▶ _Action item_
Each line below that holds the word "this" counts once. Say how many such lines there are, and no more.
-- Dataset records follows --
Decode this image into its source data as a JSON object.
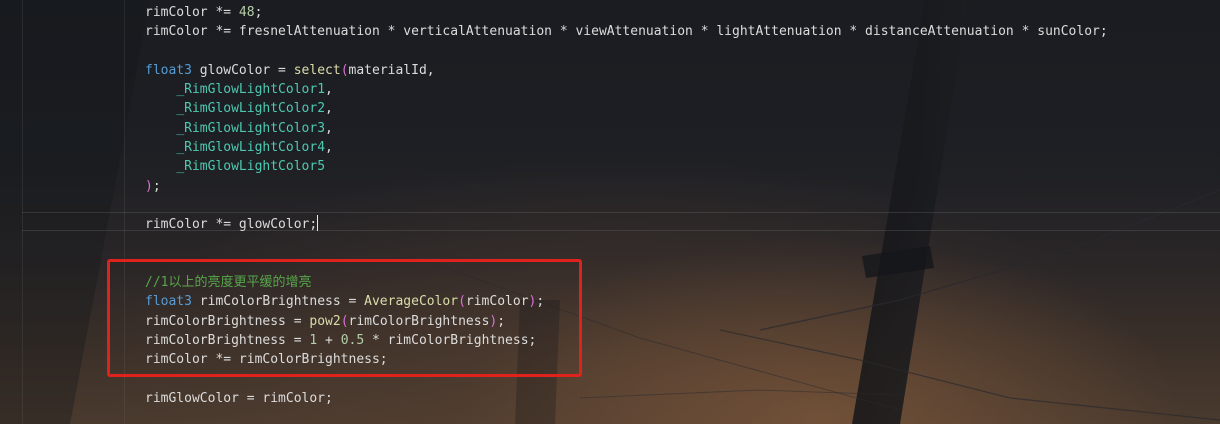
{
  "editor": {
    "code_lines": [
      [
        {
          "t": "rimColor *= ",
          "c": "plain"
        },
        {
          "t": "48",
          "c": "number"
        },
        {
          "t": ";",
          "c": "plain"
        }
      ],
      [
        {
          "t": "rimColor *= fresnelAttenuation * verticalAttenuation * viewAttenuation * lightAttenuation * distanceAttenuation * sunColor;",
          "c": "plain"
        }
      ],
      [],
      [
        {
          "t": "float3",
          "c": "keyword"
        },
        {
          "t": " glowColor = ",
          "c": "plain"
        },
        {
          "t": "select",
          "c": "func"
        },
        {
          "t": "(",
          "c": "paren"
        },
        {
          "t": "materialId,",
          "c": "plain"
        }
      ],
      [
        {
          "t": "    ",
          "c": "plain"
        },
        {
          "t": "_RimGlowLightColor1",
          "c": "param"
        },
        {
          "t": ",",
          "c": "plain"
        }
      ],
      [
        {
          "t": "    ",
          "c": "plain"
        },
        {
          "t": "_RimGlowLightColor2",
          "c": "param"
        },
        {
          "t": ",",
          "c": "plain"
        }
      ],
      [
        {
          "t": "    ",
          "c": "plain"
        },
        {
          "t": "_RimGlowLightColor3",
          "c": "param"
        },
        {
          "t": ",",
          "c": "plain"
        }
      ],
      [
        {
          "t": "    ",
          "c": "plain"
        },
        {
          "t": "_RimGlowLightColor4",
          "c": "param"
        },
        {
          "t": ",",
          "c": "plain"
        }
      ],
      [
        {
          "t": "    ",
          "c": "plain"
        },
        {
          "t": "_RimGlowLightColor5",
          "c": "param"
        }
      ],
      [
        {
          "t": ")",
          "c": "paren"
        },
        {
          "t": ";",
          "c": "plain"
        }
      ],
      [],
      [
        {
          "t": "rimColor *= glowColor;",
          "c": "plain"
        },
        {
          "caret": true
        }
      ],
      [],
      [],
      [
        {
          "t": "//1以上的亮度更平缓的增亮",
          "c": "comment"
        }
      ],
      [
        {
          "t": "float3",
          "c": "keyword"
        },
        {
          "t": " rimColorBrightness = ",
          "c": "plain"
        },
        {
          "t": "AverageColor",
          "c": "func"
        },
        {
          "t": "(",
          "c": "paren"
        },
        {
          "t": "rimColor",
          "c": "plain"
        },
        {
          "t": ")",
          "c": "paren"
        },
        {
          "t": ";",
          "c": "plain"
        }
      ],
      [
        {
          "t": "rimColorBrightness = ",
          "c": "plain"
        },
        {
          "t": "pow2",
          "c": "func"
        },
        {
          "t": "(",
          "c": "paren"
        },
        {
          "t": "rimColorBrightness",
          "c": "plain"
        },
        {
          "t": ")",
          "c": "paren"
        },
        {
          "t": ";",
          "c": "plain"
        }
      ],
      [
        {
          "t": "rimColorBrightness = ",
          "c": "plain"
        },
        {
          "t": "1",
          "c": "number"
        },
        {
          "t": " + ",
          "c": "plain"
        },
        {
          "t": "0.5",
          "c": "number"
        },
        {
          "t": " * rimColorBrightness;",
          "c": "plain"
        }
      ],
      [
        {
          "t": "rimColor *= rimColorBrightness;",
          "c": "plain"
        }
      ],
      [],
      [
        {
          "t": "rimGlowColor = rimColor;",
          "c": "plain"
        }
      ]
    ],
    "highlight_color": "#e0221c"
  }
}
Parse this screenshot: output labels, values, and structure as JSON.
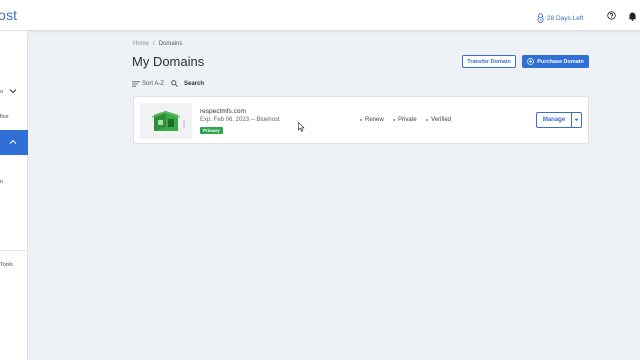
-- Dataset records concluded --
▶ _Written solution_
2